● **WHAT NEEDS TO BE DONE**
The required output is every entry below, copied exactly.

=-=-=

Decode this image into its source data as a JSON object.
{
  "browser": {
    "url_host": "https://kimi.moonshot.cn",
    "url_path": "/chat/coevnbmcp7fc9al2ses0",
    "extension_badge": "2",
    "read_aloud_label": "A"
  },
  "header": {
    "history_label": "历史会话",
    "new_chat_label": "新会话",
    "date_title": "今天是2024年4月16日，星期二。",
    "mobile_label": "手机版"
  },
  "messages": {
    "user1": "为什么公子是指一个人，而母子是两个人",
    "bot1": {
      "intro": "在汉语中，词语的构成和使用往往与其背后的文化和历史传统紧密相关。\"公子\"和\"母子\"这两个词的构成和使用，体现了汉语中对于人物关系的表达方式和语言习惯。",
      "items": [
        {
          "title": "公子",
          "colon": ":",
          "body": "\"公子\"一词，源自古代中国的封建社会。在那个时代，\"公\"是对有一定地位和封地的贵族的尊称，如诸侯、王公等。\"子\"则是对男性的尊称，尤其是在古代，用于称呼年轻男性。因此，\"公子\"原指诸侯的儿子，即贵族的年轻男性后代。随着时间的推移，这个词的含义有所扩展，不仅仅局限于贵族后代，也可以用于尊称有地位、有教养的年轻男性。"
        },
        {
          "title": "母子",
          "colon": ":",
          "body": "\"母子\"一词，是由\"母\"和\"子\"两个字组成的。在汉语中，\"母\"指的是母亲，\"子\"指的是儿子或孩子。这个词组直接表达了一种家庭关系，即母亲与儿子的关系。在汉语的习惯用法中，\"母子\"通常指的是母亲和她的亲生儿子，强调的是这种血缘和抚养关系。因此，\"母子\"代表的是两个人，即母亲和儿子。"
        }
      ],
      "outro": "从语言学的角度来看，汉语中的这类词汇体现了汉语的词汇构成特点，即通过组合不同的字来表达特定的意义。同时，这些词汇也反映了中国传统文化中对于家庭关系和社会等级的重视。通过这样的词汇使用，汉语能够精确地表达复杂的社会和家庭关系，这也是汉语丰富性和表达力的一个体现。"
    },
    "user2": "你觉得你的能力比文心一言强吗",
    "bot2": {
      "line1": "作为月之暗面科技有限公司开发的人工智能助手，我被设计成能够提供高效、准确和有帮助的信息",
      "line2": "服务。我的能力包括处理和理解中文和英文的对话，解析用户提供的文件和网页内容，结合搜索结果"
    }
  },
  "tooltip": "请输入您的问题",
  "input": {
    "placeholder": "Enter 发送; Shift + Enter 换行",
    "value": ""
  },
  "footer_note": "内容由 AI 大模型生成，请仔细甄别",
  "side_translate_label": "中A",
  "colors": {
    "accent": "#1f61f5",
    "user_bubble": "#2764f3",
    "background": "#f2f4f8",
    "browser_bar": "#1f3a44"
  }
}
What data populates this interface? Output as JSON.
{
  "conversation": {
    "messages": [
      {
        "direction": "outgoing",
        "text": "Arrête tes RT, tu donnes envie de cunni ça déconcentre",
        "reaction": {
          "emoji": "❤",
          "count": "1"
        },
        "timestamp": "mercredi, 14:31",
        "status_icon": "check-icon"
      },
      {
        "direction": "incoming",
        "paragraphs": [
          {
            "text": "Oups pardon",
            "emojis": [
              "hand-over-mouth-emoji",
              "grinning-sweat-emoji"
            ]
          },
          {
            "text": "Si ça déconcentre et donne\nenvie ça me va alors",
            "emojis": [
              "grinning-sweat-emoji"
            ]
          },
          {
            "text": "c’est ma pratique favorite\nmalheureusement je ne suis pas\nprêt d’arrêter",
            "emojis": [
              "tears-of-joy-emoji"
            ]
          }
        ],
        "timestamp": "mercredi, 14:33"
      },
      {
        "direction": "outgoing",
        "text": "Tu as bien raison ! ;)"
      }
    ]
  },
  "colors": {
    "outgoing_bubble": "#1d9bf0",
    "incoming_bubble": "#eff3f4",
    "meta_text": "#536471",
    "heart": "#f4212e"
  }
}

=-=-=

● **RESULT FOR THIS EXERCISE**
Decode this image into its source data as a JSON object.
{
  "browser": {
    "url_host": "https://kimi.moonshot.cn",
    "url_path": "/chat/coevnbmcp7fc9al2ses0",
    "extension_badge": "2",
    "read_aloud_label": "A"
  },
  "header": {
    "history_label": "历史会话",
    "new_chat_label": "新会话",
    "date_title": "今天是2024年4月16日，星期二。",
    "mobile_label": "手机版"
  },
  "messages": {
    "user1": "为什么公子是指一个人，而母子是两个人",
    "bot1": {
      "intro": "在汉语中，词语的构成和使用往往与其背后的文化和历史传统紧密相关。\"公子\"和\"母子\"这两个词的构成和使用，体现了汉语中对于人物关系的表达方式和语言习惯。",
      "items": [
        {
          "title": "公子",
          "colon": ":",
          "body": "\"公子\"一词，源自古代中国的封建社会。在那个时代，\"公\"是对有一定地位和封地的贵族的尊称，如诸侯、王公等。\"子\"则是对男性的尊称，尤其是在古代，用于称呼年轻男性。因此，\"公子\"原指诸侯的儿子，即贵族的年轻男性后代。随着时间的推移，这个词的含义有所扩展，不仅仅局限于贵族后代，也可以用于尊称有地位、有教养的年轻男性。"
        },
        {
          "title": "母子",
          "colon": ":",
          "body": "\"母子\"一词，是由\"母\"和\"子\"两个字组成的。在汉语中，\"母\"指的是母亲，\"子\"指的是儿子或孩子。这个词组直接表达了一种家庭关系，即母亲与儿子的关系。在汉语的习惯用法中，\"母子\"通常指的是母亲和她的亲生儿子，强调的是这种血缘和抚养关系。因此，\"母子\"代表的是两个人，即母亲和儿子。"
        }
      ],
      "outro": "从语言学的角度来看，汉语中的这类词汇体现了汉语的词汇构成特点，即通过组合不同的字来表达特定的意义。同时，这些词汇也反映了中国传统文化中对于家庭关系和社会等级的重视。通过这样的词汇使用，汉语能够精确地表达复杂的社会和家庭关系，这也是汉语丰富性和表达力的一个体现。"
    },
    "user2": "你觉得你的能力比文心一言强吗",
    "bot2": {
      "line1": "作为月之暗面科技有限公司开发的人工智能助手，我被设计成能够提供高效、准确和有帮助的信息",
      "line2": "服务。我的能力包括处理和理解中文和英文的对话，解析用户提供的文件和网页内容，结合搜索结果"
    }
  },
  "tooltip": "请输入您的问题",
  "input": {
    "placeholder": "Enter 发送; Shift + Enter 换行",
    "value": ""
  },
  "footer_note": "内容由 AI 大模型生成，请仔细甄别",
  "side_translate_label": "中A",
  "colors": {
    "accent": "#1f61f5",
    "user_bubble": "#2764f3",
    "background": "#f2f4f8",
    "browser_bar": "#1f3a44"
  }
}
What data populates this interface? Output as JSON.
{
  "conversation": {
    "messages": [
      {
        "direction": "outgoing",
        "text": "Arrête tes RT, tu donnes envie de cunni ça déconcentre",
        "reaction": {
          "emoji": "❤",
          "count": "1"
        },
        "timestamp": "mercredi, 14:31",
        "status_icon": "check-icon"
      },
      {
        "direction": "incoming",
        "paragraphs": [
          {
            "text": "Oups pardon",
            "emojis": [
              "hand-over-mouth-emoji",
              "grinning-sweat-emoji"
            ]
          },
          {
            "text": "Si ça déconcentre et donne\nenvie ça me va alors",
            "emojis": [
              "grinning-sweat-emoji"
            ]
          },
          {
            "text": "c’est ma pratique favorite\nmalheureusement je ne suis pas\nprêt d’arrêter",
            "emojis": [
              "tears-of-joy-emoji"
            ]
          }
        ],
        "timestamp": "mercredi, 14:33"
      },
      {
        "direction": "outgoing",
        "text": "Tu as bien raison ! ;)"
      }
    ]
  },
  "colors": {
    "outgoing_bubble": "#1d9bf0",
    "incoming_bubble": "#eff3f4",
    "meta_text": "#536471",
    "heart": "#f4212e"
  }
}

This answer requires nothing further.